→ RECORDS FOR PROCESSING

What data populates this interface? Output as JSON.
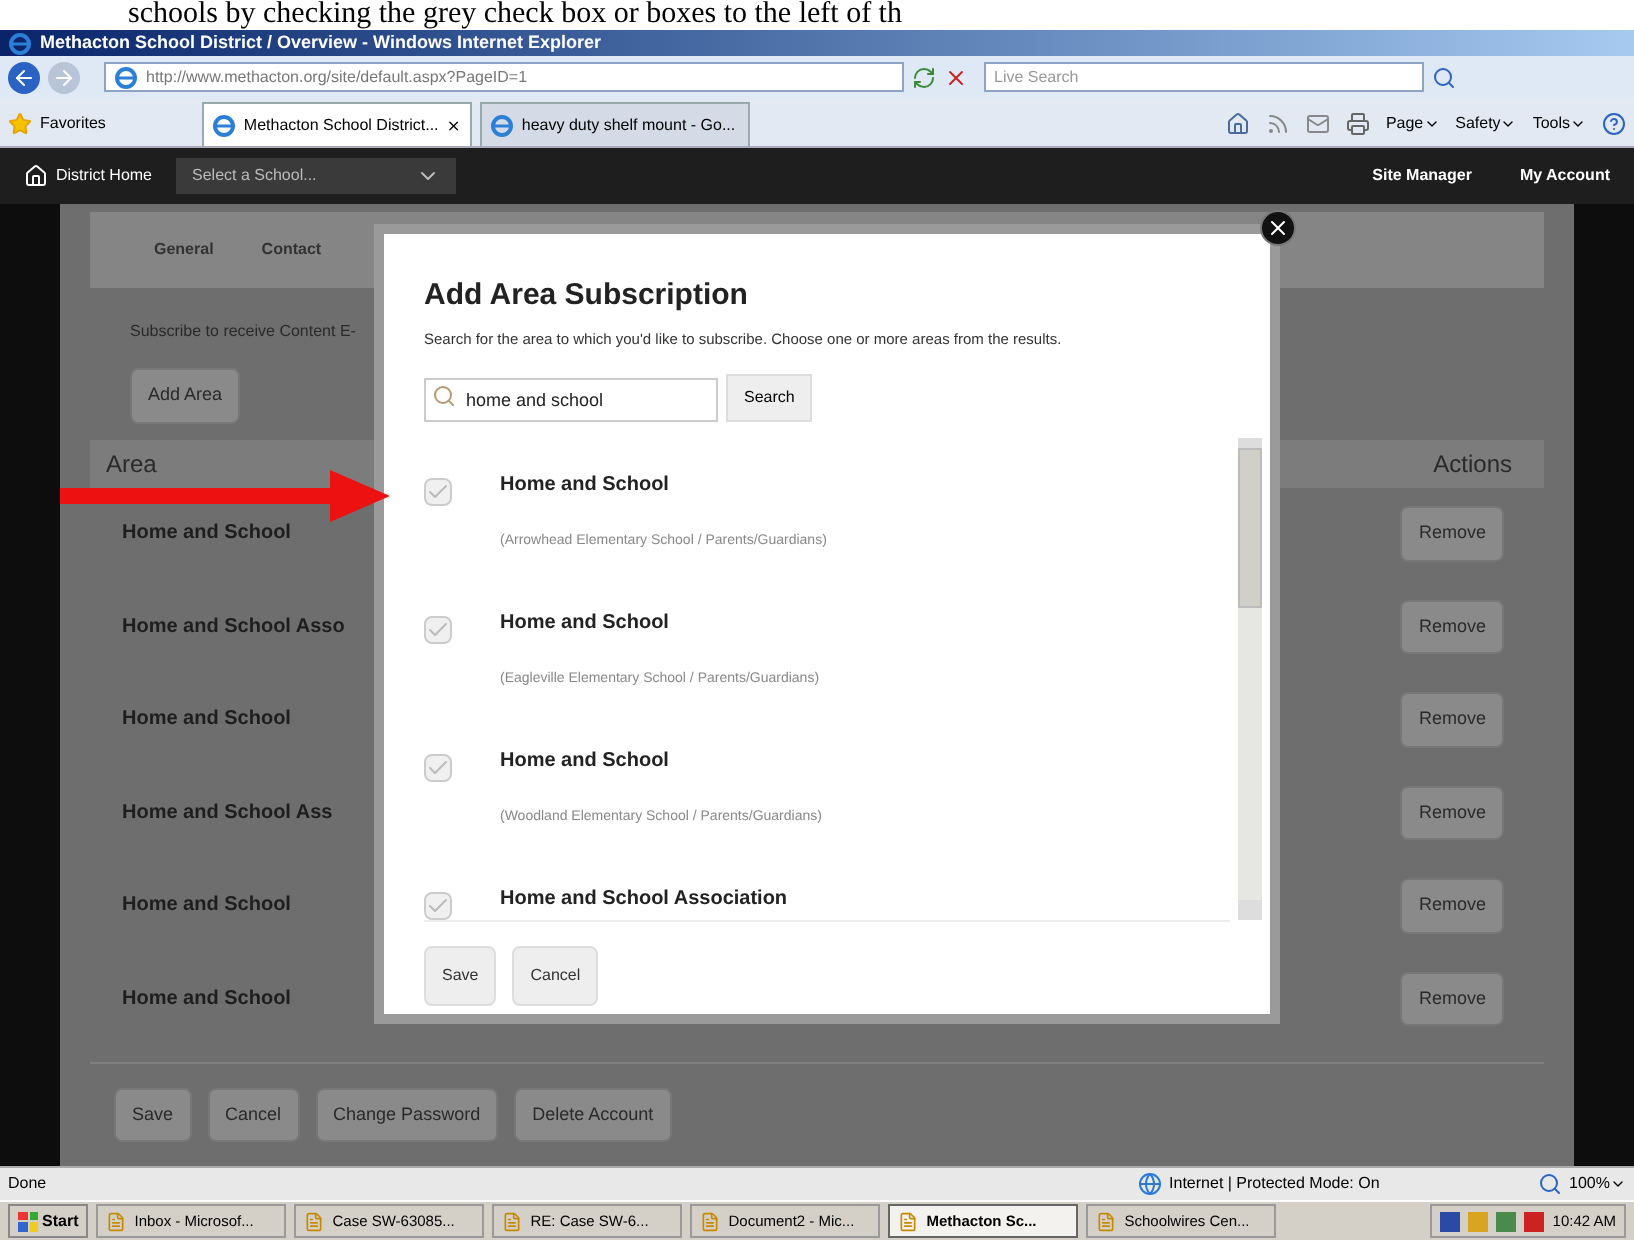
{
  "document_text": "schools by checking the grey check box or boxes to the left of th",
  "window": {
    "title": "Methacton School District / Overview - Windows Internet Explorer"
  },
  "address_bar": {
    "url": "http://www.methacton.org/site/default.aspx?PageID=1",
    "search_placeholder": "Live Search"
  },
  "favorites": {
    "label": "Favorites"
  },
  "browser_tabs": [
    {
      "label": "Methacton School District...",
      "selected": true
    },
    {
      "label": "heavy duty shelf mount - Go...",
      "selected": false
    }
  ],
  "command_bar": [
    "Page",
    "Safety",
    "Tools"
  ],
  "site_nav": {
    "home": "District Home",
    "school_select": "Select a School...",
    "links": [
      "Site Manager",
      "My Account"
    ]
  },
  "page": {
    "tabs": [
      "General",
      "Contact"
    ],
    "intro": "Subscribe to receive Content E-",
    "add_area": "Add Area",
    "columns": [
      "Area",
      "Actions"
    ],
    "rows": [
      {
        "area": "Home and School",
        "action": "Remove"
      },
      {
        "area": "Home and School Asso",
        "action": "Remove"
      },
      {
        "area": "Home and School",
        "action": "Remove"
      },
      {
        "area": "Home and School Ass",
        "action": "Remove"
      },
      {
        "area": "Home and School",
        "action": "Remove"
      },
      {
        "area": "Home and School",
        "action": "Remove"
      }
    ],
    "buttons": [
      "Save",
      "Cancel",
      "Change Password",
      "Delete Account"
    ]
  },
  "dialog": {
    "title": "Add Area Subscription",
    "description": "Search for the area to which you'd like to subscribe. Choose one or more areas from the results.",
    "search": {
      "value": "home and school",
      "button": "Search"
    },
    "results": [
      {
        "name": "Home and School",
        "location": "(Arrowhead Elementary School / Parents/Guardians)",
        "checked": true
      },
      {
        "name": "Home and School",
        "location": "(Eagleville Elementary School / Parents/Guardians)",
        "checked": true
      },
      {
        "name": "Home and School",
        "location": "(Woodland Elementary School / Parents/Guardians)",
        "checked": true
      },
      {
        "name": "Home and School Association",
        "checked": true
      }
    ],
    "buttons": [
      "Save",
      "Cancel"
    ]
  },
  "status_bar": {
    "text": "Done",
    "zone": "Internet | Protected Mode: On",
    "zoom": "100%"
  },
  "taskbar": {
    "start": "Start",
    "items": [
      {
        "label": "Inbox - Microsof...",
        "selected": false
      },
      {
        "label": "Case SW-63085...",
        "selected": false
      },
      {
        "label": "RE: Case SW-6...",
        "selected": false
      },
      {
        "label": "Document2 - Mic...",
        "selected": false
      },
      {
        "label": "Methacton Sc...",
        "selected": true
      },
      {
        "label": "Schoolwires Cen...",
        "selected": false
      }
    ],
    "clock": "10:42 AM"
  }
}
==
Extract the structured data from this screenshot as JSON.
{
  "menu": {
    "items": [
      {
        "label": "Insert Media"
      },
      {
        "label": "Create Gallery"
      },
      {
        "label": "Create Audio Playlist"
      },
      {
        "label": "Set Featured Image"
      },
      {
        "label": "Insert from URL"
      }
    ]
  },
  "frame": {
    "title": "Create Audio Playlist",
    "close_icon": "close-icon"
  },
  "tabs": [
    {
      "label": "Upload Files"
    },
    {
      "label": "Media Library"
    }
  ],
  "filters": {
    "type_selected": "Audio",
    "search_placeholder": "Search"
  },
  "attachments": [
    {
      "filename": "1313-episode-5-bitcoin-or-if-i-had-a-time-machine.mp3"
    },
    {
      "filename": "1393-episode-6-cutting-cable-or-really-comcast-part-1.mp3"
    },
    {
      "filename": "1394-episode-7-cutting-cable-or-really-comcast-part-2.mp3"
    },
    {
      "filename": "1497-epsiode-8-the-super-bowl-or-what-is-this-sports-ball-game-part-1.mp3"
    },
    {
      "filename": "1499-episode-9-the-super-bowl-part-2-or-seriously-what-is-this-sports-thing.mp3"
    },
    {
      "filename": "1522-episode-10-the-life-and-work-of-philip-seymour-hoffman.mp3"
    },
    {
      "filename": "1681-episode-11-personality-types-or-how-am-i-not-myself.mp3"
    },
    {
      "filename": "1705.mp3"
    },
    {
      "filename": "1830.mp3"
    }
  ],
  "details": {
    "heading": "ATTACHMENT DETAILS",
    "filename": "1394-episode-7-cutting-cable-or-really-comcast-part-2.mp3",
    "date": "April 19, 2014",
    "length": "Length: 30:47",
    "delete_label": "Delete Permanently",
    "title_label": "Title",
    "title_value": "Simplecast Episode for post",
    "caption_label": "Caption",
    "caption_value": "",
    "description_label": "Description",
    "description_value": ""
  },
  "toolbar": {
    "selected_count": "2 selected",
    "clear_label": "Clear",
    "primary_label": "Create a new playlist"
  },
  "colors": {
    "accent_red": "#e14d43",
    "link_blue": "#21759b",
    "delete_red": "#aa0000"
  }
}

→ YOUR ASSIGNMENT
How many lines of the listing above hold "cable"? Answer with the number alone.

→ EXERCISE OUTPUT
3